Rep. Berman Calls for Hearings on Global Warming
Rep. Berman signed a letter to International Relations Committee Chairman Henry Hyde urging him to hold hearings on the impacts of global warming. The text of the letter is below.
The Honorable Henry J. Hyde
Chairman, Committee on International Relations
2172 Rayburn House Office Building
Washington, DC 20015
Dear Chairman Hyde,
As members of the House International Relations Committee, we are concerned about the impacts of global warming on United States national security and foreign policy objectives. We also believe that, due to increased public attention and growing concern within the scientific community, the time is right for American policymakers to come together with a serious plan to stop global warming. Because both the global effects of and international solutions to this ¡§climate crisis¡¨ fall within our committee¡¦s jurisdiction, we request a full committee hearing on the issue of global warming before the end of the 109th Congress.
In strategic regions across the world ¡V from Africa to the Middle East to South Asia ¡V scientific experts predict growing water shortages, serious damage to agriculture-dependent economies and food security, increased flooding, major population displacement, and greater burdens on fragile states leading to state failure. For example, the Intergovernmental Panel on Climate Change reports that, because of global warming, ¡§many of the gains of human development are now in jeopardy and may be reversed.¡¨ Drought, desertification, and extreme weather events could force over 150 million people to flee their homes as ¡§environmental refugees¡¨ by 2050 and require a much greater investment of U.S. resources in humanitarian aid. With less land and water available for agriculture, in addition to the impact on hunger and poverty, pressure for conflict over resources will increase, as we have already seen in Darfur and the Middle East. New infectious disease ranges and life-cycles caused by global warming could place an unbearable strain on already overburdened health infrastructures in developing countries, and expose Americans to risks similar to or greater than SARS or avian flu.
At the same time, many efforts to deal with these impacts are international in nature and fall under our committee¡¦s jurisdiction. Though it has not ratified the Kyoto Protocol, the United States continues to participate in the United Nations Framework Convention on Climate Change. Earlier this year, Secretary of State Condoleezza Rice launched the Asia-Pacific Partnership on Clean Development and Climate.

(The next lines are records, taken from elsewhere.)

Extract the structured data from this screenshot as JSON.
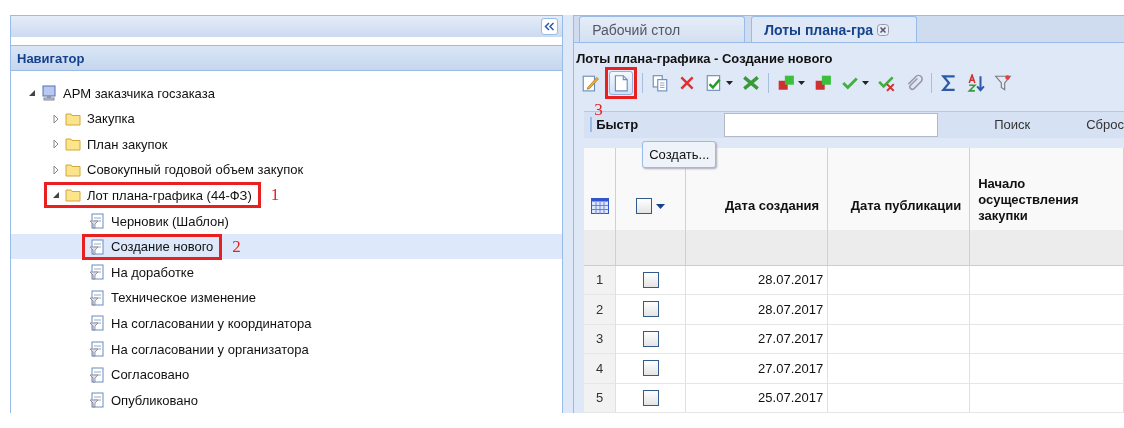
{
  "navigator": {
    "title": "Навигатор",
    "tree": [
      {
        "label": "АРМ заказчика госзаказа",
        "kind": "workstation",
        "expanded": true,
        "selected": false,
        "children": [
          {
            "label": "Закупка",
            "kind": "folder",
            "expanded": false,
            "selected": false
          },
          {
            "label": "План закупок",
            "kind": "folder",
            "expanded": false,
            "selected": false
          },
          {
            "label": "Совокупный годовой объем закупок",
            "kind": "folder",
            "expanded": false,
            "selected": false
          },
          {
            "label": "Лот плана-графика (44-ФЗ)",
            "kind": "folder",
            "expanded": true,
            "selected": false,
            "annotation": "1",
            "children": [
              {
                "label": "Черновик (Шаблон)",
                "kind": "filter",
                "selected": false
              },
              {
                "label": "Создание нового",
                "kind": "filter",
                "selected": true,
                "annotation": "2"
              },
              {
                "label": "На доработке",
                "kind": "filter",
                "selected": false
              },
              {
                "label": "Техническое изменение",
                "kind": "filter",
                "selected": false
              },
              {
                "label": "На согласовании у координатора",
                "kind": "filter",
                "selected": false
              },
              {
                "label": "На согласовании у организатора",
                "kind": "filter",
                "selected": false
              },
              {
                "label": "Согласовано",
                "kind": "filter",
                "selected": false
              },
              {
                "label": "Опубликовано",
                "kind": "filter",
                "selected": false
              }
            ]
          }
        ]
      }
    ]
  },
  "tabs": [
    {
      "label": "Рабочий стол",
      "selected": false,
      "closable": false
    },
    {
      "label": "Лоты плана-гра",
      "selected": true,
      "closable": true
    }
  ],
  "panel_title": "Лоты плана-графика - Создание нового",
  "toolbar": {
    "groups": [
      [
        {
          "pressed": false,
          "menu": false
        },
        {
          "pressed": true,
          "menu": false,
          "annotation": "3"
        }
      ],
      [
        {
          "pressed": false,
          "menu": false
        },
        {
          "pressed": false,
          "menu": false
        },
        {
          "pressed": false,
          "menu": true
        },
        {
          "pressed": false,
          "menu": false
        }
      ],
      [
        {
          "pressed": false,
          "menu": true
        },
        {
          "pressed": false,
          "menu": false
        },
        {
          "pressed": false,
          "menu": true
        },
        {
          "pressed": false,
          "menu": false
        },
        {
          "pressed": false,
          "menu": false
        }
      ],
      [
        {
          "pressed": false,
          "menu": false
        },
        {
          "pressed": false,
          "menu": false
        },
        {
          "pressed": false,
          "menu": false
        }
      ]
    ]
  },
  "tooltip": "Создать...",
  "quick_search": {
    "label": "Быстр",
    "search_button": "Поиск",
    "reset_button": "Сброс"
  },
  "grid": {
    "columns": [
      "Дата создания",
      "Дата публикации",
      "Начало осуществления закупки"
    ],
    "select_all_checked": false,
    "rows": [
      {
        "number": "1",
        "checked": false,
        "created": "28.07.2017"
      },
      {
        "number": "2",
        "checked": false,
        "created": "28.07.2017"
      },
      {
        "number": "3",
        "checked": false,
        "created": "27.07.2017"
      },
      {
        "number": "4",
        "checked": false,
        "created": "27.07.2017"
      },
      {
        "number": "5",
        "checked": false,
        "created": "25.07.2017"
      }
    ]
  }
}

The Safe Climate Act, introduced by Representative Henry Waxman, has also been referred to our committee. We believe that the United States would also benefit from a review of these and other efforts, as we try to fashion an effective and appropriate response.
While we recognize the limited number of legislative days left in the current session of Congress, we believe that this issue of is such importance and magnitude as to warrant a hearing under your Chairmanship of the committee. We stand ready to work with you to hold this hearing at the earliest practical date.